_About this task:_ Quote the records beneath, complete and exact. Leave out images.

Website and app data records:
[Start of Attachment]

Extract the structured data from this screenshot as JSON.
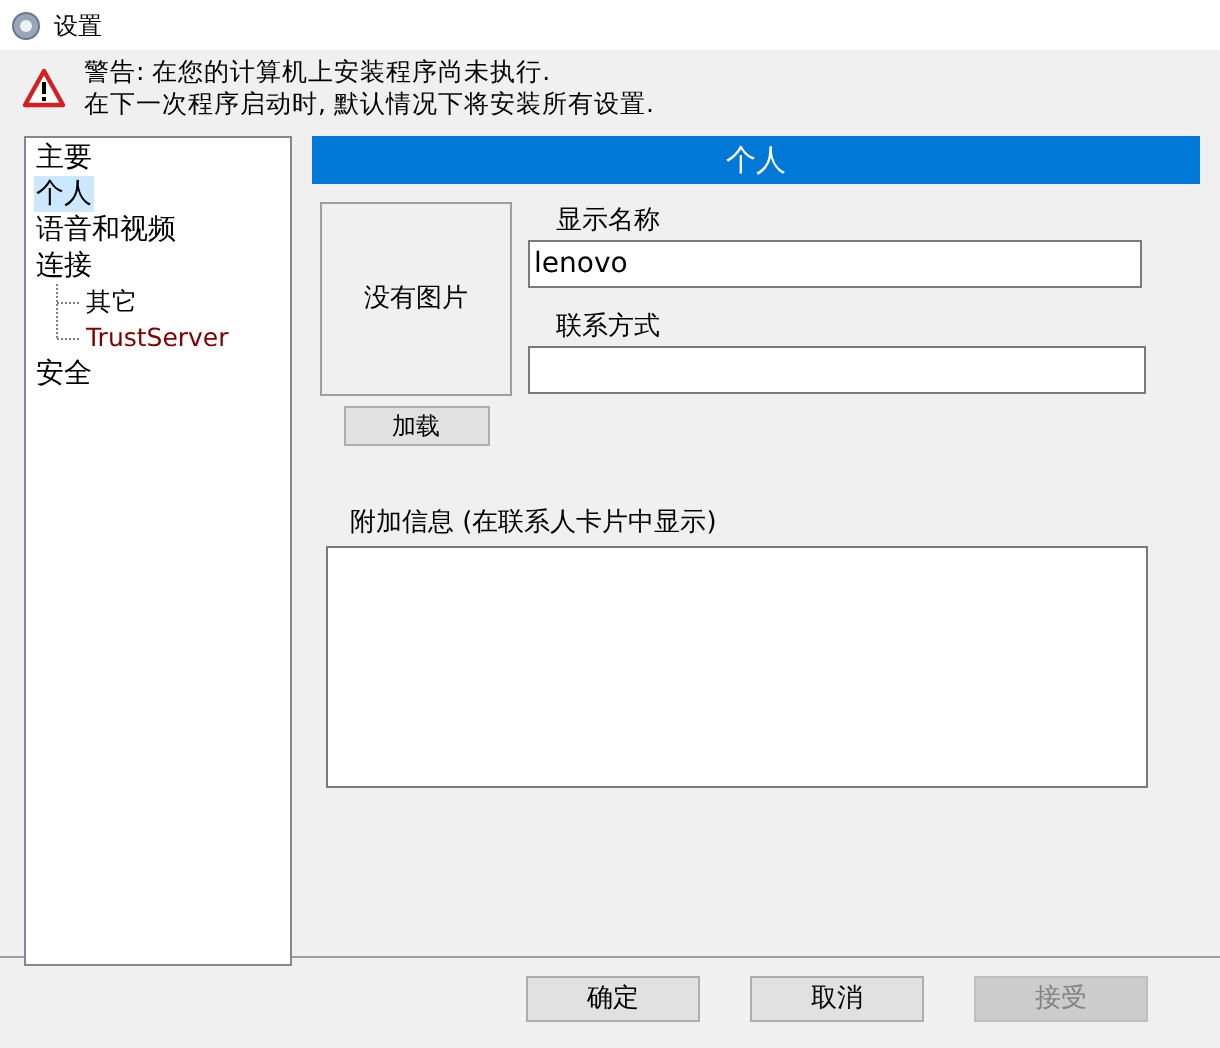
{
  "window": {
    "title": "设置"
  },
  "warning": {
    "lines": [
      "警告: 在您的计算机上安装程序尚未执行.",
      "在下一次程序启动时, 默认情况下将安装所有设置."
    ]
  },
  "tree": [
    {
      "label": "主要",
      "selected": false
    },
    {
      "label": "个人",
      "selected": true
    },
    {
      "label": "语音和视频",
      "selected": false
    },
    {
      "label": "连接",
      "selected": false,
      "children": [
        {
          "label": "其它",
          "selected": false,
          "color": "#000000"
        },
        {
          "label": "TrustServer",
          "selected": false,
          "color": "#800000"
        }
      ]
    },
    {
      "label": "安全",
      "selected": false
    }
  ],
  "panel": {
    "title": "个人",
    "picture_placeholder": "没有图片",
    "load_button": "加载",
    "display_name": {
      "label": "显示名称",
      "value": "lenovo"
    },
    "contact": {
      "label": "联系方式"
    },
    "extra_info": {
      "label": "附加信息 (在联系人卡片中显示)"
    }
  },
  "buttons": [
    {
      "label": "确定",
      "disabled": false
    },
    {
      "label": "取消",
      "disabled": false
    },
    {
      "label": "接受",
      "disabled": true
    }
  ]
}
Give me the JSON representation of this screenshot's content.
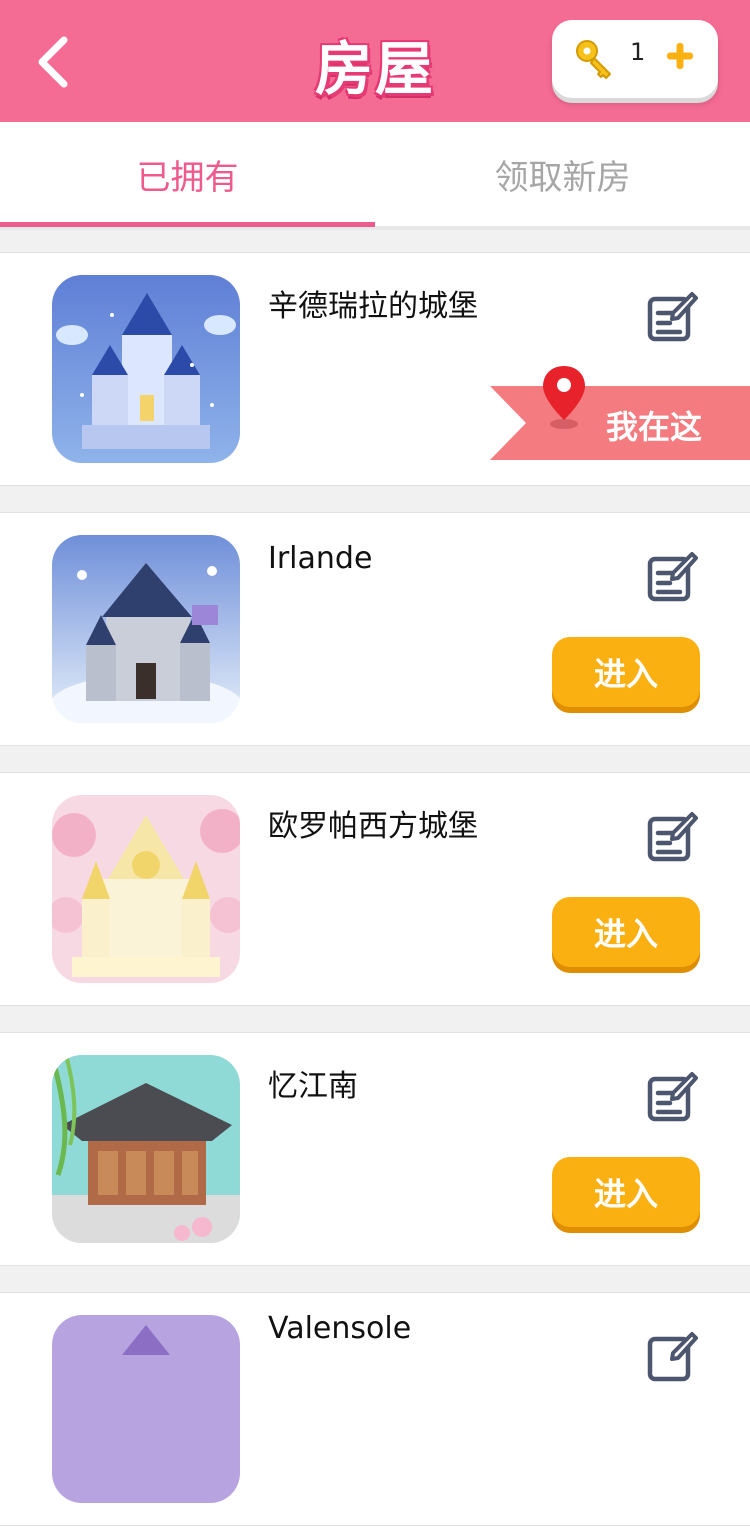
{
  "header": {
    "title": "房屋",
    "key_count": "1",
    "colors": {
      "header_bg": "#f46b93",
      "accent": "#ee5a8c",
      "button": "#fbb012"
    }
  },
  "tabs": [
    {
      "label": "已拥有",
      "active": true
    },
    {
      "label": "领取新房",
      "active": false
    }
  ],
  "houses": [
    {
      "name": "辛德瑞拉的城堡",
      "status": "我在这"
    },
    {
      "name": "Irlande",
      "button": "进入"
    },
    {
      "name": "欧罗帕西方城堡",
      "button": "进入"
    },
    {
      "name": "忆江南",
      "button": "进入"
    },
    {
      "name": "Valensole"
    }
  ]
}
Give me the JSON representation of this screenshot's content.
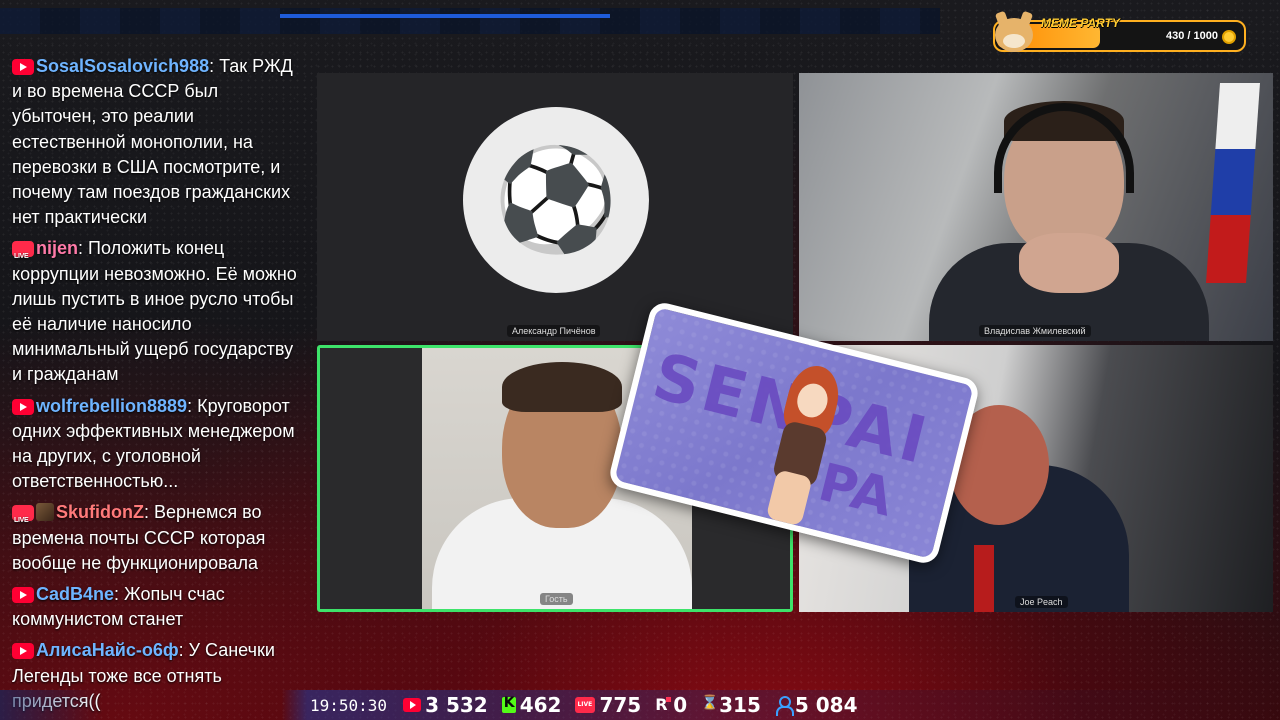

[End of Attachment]

_Task solution:_
Extract the structured data from this screenshot as JSON.
{
  "window": {
    "title": "设置"
  },
  "warning": {
    "lines": [
      "警告: 在您的计算机上安装程序尚未执行.",
      "在下一次程序启动时, 默认情况下将安装所有设置."
    ]
  },
  "tree": [
    {
      "label": "主要",
      "selected": false
    },
    {
      "label": "个人",
      "selected": true
    },
    {
      "label": "语音和视频",
      "selected": false
    },
    {
      "label": "连接",
      "selected": false,
      "children": [
        {
          "label": "其它",
          "selected": false,
          "color": "#000000"
        },
        {
          "label": "TrustServer",
          "selected": false,
          "color": "#800000"
        }
      ]
    },
    {
      "label": "安全",
      "selected": false
    }
  ],
  "panel": {
    "title": "个人",
    "picture_placeholder": "没有图片",
    "load_button": "加载",
    "display_name": {
      "label": "显示名称",
      "value": "lenovo"
    },
    "contact": {
      "label": "联系方式"
    },
    "extra_info": {
      "label": "附加信息 (在联系人卡片中显示)"
    }
  },
  "buttons": [
    {
      "label": "确定",
      "disabled": false
    },
    {
      "label": "取消",
      "disabled": false
    },
    {
      "label": "接受",
      "disabled": true
    }
  ]
}
Give me the JSON representation of this screenshot's content.
{
  "header": {
    "title": "房屋",
    "key_count": "1",
    "colors": {
      "header_bg": "#f46b93",
      "accent": "#ee5a8c",
      "button": "#fbb012"
    }
  },
  "tabs": [
    {
      "label": "已拥有",
      "active": true
    },
    {
      "label": "领取新房",
      "active": false
    }
  ],
  "houses": [
    {
      "name": "辛德瑞拉的城堡",
      "status": "我在这"
    },
    {
      "name": "Irlande",
      "button": "进入"
    },
    {
      "name": "欧罗帕西方城堡",
      "button": "进入"
    },
    {
      "name": "忆江南",
      "button": "进入"
    },
    {
      "name": "Valensole"
    }
  ]
}
Give me the JSON representation of this screenshot's content.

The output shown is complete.